That’s where the internet comes in. Without being able to “be there,” I could find everything I needed online. This meant a lot of hours of virtual diving, spent watching videos of octopus behavior—admittedly, not the worst way to spend time, even if it isn’t quite as fun as real diving.
Here is an annotated collection of videos I found most helpful while writing The Mountain in the Sea, and that also help “prove” that the behaviors described in the book are, while sometimes seemingly implausible, within the realm of possibility.
This is one of the better videos I’ve seen of an octopus using the “passing cloud” to hunt. This is the behavior I theorize would be adapted as the Octopus’ primary communications technique in Mountain.(Bonus points to this video for not including cheesy music or an annoying voiceover, one of the major drawbacks of YouTube.)
This is a good video of the mimic octopus, and is what I’ve more than once used to prove to people that the elaborate mimicry described in Mountain is not only plausible, but actually occurs in real-world species of octopus every day.
This PBS video goes into the mechanics of octopus skin a bit. (And you can pair it with this awesome video of the octopus’ cousin the cuttlefish displaying creepy levels of camouflage as well as some passing cloud activity that looks like part of the light show at a high-end rave.)
I love this video of an octopus at play—though I fear, somewhat, for Mr. Potato Head. Listen especially to the part about octopus eye contact—this plays a pivotal role in the Mountain in the Sea.
Here is an amazing video of an octopus dreaming—an illustration of how the octopus is truly like a mind in the sea.
I don’t think that “tool use” is a good measure of animal intelligence—there are plenty of intelligent animals that do not use tools, and judging animals according to tool use is really testing them by measuring them on a human scale—one of the ways in which octopus intelligence has been consistently undermeasured.
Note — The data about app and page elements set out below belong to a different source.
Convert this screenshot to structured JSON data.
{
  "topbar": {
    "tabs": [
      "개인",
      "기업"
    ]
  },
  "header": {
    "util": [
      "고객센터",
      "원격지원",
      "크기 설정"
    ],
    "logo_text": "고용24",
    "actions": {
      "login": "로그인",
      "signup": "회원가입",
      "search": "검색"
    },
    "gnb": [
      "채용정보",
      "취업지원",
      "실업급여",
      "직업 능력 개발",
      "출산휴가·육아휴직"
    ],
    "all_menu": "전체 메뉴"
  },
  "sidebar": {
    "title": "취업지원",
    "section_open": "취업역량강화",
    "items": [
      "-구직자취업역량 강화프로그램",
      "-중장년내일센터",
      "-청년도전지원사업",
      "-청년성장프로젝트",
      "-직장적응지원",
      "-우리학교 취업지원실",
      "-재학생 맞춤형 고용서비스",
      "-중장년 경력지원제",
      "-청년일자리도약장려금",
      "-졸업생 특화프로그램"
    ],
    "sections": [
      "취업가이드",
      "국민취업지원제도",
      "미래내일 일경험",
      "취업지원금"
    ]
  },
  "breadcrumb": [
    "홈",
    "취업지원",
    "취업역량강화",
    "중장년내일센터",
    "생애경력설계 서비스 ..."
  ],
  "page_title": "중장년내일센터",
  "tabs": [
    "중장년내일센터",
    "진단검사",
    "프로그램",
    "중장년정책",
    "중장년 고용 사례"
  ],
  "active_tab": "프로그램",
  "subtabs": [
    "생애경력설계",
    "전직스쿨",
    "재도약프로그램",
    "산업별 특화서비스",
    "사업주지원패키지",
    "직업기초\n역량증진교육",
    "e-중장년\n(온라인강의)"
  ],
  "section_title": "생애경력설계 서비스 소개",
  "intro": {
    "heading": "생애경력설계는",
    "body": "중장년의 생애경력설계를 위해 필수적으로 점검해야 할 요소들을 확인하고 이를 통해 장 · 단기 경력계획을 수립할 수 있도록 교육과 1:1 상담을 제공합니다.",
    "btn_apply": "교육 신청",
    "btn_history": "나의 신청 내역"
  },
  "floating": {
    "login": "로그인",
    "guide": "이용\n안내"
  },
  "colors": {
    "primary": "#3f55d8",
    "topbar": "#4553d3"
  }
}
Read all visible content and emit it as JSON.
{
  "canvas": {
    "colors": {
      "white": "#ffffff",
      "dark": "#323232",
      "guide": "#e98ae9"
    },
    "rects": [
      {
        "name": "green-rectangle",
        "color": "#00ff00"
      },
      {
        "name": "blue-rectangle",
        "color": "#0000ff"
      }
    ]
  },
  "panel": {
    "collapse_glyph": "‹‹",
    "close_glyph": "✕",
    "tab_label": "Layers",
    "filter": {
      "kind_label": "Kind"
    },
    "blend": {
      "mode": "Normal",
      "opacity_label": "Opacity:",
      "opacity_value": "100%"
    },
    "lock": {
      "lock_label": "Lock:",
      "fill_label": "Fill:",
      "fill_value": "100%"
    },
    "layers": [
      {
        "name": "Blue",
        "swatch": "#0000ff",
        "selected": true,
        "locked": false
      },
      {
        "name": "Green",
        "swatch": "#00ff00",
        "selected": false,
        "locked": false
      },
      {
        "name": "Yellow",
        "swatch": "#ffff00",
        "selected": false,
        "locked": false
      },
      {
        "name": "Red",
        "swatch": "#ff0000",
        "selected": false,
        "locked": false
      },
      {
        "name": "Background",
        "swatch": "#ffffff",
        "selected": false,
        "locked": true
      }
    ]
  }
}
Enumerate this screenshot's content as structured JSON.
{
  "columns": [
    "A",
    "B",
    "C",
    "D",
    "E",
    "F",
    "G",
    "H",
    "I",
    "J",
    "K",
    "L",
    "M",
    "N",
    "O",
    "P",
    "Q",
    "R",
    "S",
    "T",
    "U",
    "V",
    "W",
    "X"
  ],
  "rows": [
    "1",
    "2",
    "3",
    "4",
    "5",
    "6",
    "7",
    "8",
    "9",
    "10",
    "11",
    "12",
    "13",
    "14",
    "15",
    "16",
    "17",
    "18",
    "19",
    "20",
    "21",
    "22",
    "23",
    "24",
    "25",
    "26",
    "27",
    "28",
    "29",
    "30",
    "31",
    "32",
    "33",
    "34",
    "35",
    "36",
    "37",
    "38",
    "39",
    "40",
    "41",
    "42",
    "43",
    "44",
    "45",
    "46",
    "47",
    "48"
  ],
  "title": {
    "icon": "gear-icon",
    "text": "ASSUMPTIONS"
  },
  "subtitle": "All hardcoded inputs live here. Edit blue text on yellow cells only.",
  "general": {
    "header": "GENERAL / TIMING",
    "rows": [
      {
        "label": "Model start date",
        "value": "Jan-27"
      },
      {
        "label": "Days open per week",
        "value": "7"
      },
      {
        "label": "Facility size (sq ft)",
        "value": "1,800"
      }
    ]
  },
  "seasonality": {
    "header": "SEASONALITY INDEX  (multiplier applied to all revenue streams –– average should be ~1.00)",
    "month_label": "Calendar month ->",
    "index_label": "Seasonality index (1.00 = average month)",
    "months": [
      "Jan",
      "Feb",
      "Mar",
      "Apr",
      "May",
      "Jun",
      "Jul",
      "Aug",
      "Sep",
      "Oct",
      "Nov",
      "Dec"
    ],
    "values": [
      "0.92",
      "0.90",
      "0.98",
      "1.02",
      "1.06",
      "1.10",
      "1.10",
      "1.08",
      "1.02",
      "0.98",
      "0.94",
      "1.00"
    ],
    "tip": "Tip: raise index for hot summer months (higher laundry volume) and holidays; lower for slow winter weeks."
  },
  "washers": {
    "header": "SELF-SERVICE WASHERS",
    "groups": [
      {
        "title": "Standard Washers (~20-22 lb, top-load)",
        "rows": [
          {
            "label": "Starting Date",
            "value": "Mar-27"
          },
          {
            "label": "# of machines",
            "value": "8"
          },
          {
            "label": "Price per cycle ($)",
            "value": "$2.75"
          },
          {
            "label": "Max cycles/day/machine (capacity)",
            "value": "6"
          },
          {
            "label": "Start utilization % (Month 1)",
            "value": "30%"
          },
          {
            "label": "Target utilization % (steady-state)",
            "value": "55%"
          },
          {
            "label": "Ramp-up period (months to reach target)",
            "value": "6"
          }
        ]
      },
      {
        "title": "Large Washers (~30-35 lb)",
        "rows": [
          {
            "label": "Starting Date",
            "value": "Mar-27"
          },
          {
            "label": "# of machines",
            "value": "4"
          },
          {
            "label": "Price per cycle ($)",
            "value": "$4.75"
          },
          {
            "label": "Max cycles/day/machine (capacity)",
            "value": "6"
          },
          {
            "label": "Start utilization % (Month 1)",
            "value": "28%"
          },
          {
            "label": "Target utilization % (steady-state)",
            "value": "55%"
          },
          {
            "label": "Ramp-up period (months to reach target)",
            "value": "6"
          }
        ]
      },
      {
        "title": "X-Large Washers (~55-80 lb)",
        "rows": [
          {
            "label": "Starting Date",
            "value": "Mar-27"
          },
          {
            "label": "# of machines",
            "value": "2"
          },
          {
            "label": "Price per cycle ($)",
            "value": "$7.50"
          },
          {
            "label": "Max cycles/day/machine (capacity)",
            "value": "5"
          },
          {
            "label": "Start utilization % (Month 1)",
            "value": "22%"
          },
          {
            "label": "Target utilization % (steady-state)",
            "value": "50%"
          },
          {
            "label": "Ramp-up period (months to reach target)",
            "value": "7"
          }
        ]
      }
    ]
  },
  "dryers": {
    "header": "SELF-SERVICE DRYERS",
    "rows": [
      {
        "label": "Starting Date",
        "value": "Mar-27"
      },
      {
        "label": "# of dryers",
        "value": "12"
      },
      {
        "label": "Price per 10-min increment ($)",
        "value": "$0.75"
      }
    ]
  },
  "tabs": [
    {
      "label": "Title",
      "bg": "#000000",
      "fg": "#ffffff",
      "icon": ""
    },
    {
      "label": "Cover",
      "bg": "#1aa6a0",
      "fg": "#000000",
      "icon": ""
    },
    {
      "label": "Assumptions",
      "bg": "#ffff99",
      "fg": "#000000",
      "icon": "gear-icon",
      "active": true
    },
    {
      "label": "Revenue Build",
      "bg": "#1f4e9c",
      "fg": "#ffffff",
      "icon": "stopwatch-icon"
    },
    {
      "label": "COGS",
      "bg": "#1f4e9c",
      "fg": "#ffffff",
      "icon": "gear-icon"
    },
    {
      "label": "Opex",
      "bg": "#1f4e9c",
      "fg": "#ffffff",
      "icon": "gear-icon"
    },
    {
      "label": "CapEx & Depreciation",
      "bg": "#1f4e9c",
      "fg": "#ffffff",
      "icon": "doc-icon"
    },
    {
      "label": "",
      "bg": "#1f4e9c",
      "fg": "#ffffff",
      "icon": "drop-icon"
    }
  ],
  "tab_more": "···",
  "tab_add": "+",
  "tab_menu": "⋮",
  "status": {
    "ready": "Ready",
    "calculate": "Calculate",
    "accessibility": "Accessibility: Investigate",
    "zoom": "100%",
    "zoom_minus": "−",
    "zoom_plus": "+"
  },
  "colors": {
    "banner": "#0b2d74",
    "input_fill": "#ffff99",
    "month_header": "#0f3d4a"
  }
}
But all those concerns aside, this video does a great job of demonstrating the amount of creativity the octopus possesses, and her mastery of every element in her environment.
Here is a juvenile giant pacific octopus making its way back to the water after what looks like a tough night on shore (what was it doing out there?).
Paired with this video, the previous one makes a good argument for the adaptability of the octopus to brief periods of time hunting on land, which is one of the things I have the octopuses in The Mountain in the Sea.
Ok—this last one is just for fun. I’ve probably watched this video twenty times, and it still makes me laugh. Octopuses running around on two legs never gets old.
These videos were just the beginning; I watched probably hundreds of hours of video of octopuses, and (cheesy voice-overs and awful background music aside) I enjoyed pretty much every minute of it. Writing is about research—but research is another way to engage your natural curiosity. It’s this curiosity, this desire to “find out” that I believe is at the core of every writer’s craft. And that terrible time-suck, the internet, which we (rightly) fault for our increasingly fragmented society and attention spans, can also be a wonderful tool for taking a deep dive into a subject. It can be a rewarding tool for feeding our curiosity about the world, and an important—even, I would argue, essential—instrument in every world-building writer’s toolbox.
The Mountain in the Sea by Ray Nayler is available now via MCD x FSG.